Our experienced team at the Law Office of Harvey L. Cox can help you set up a special needs trust to set aside funds to protect the future and well-being of your loved one. It is never too early or late to start planning to protect your loved ones. Our founding attorney has years of experience helping clients set up special needs trusts and estate plans. At our offices in Waco and Round Rock, we will ensure that all relevant information is considered when establishing your trust.
Helping To Enhance The Quality Of Life Of Disabled Loved Ones
A special needs trust sets aside funds for a beneficiary with a disability to help pay to maintain and enhance their quality of life without disqualifying them from need-based government benefits. When you set aside assets for a disabled loved one in a will, you may unintentionally disqualify them from receiving government benefits by “over-providing.” A special needs trust can work for various people, including those with permanent or temporary special needs and people who may someday have special needs.

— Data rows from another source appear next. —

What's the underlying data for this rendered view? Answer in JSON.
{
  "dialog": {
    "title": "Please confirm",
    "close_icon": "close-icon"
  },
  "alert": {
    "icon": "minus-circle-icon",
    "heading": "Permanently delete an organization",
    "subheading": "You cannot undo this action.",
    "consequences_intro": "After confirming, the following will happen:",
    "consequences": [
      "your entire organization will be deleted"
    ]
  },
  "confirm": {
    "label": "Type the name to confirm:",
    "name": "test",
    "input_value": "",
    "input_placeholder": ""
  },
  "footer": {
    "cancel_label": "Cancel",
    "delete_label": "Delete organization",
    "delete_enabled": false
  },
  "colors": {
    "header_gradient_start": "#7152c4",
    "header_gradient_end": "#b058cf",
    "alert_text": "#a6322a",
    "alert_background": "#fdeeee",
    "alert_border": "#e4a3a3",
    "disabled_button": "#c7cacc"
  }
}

Most commonly, special needs trusts are for people who likely will need government assistance from Medicaid and Supplementary Security Income (SSI) programs. Because these government programs only cover the bare essentials, a special needs trust can provide much-needed support for the enjoyment of life.

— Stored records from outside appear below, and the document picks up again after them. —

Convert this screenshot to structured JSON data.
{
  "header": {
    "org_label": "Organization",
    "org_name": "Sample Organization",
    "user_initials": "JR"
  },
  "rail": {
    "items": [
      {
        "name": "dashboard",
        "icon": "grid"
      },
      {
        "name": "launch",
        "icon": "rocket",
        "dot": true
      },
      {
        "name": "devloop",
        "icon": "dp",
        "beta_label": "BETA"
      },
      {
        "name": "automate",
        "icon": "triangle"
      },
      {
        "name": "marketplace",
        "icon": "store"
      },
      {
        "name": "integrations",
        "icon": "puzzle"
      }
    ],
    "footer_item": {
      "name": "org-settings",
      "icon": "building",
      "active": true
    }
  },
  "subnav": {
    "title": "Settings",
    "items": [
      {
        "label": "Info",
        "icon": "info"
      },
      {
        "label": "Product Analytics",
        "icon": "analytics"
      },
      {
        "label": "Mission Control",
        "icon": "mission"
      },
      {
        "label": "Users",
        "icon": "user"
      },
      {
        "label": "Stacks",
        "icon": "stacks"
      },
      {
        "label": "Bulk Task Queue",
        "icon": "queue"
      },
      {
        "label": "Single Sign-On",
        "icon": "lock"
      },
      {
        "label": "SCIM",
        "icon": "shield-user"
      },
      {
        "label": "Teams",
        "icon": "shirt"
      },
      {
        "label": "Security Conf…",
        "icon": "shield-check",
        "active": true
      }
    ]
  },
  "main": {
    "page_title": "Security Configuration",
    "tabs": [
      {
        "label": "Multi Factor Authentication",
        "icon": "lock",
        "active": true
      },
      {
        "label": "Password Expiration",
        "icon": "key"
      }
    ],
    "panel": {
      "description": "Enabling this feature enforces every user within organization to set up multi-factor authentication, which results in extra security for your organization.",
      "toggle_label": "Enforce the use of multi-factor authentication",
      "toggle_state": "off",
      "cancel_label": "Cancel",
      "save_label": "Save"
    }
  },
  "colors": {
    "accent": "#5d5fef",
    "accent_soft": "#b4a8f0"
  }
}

A special needs trust can be used for a variety of measures to enhance and maintain their life, including:
- Annual check-ups
- Supplemental education
- Out-of-pocket medical expenses
- Entertainment and vacations
- Special dietary needs
- Personal care attendants
There are two types of special needs trusts: first-party and third-party trusts. A first-party special needs trust is funded by assets that belong to a special needs individual, such as when the individual receives a settlement or an inheritance. Third-party trusts are created by someone other than the beneficiary, such as a parent or family member, to supplement government benefits. These trusts are created with assets that never belonged to the beneficiary.
Security For Them, Peace Of Mind For You
Our firm is here to help you protect your loved ones with disabilities. A special needs trust can give you the peace of mind that a simple will or estate plan may not. Contact us today to schedule a consultation and learn more about how a special needs trust can help protect your loved ones. Call us at 866-799-2124 or fill out an online contact form to get in touch.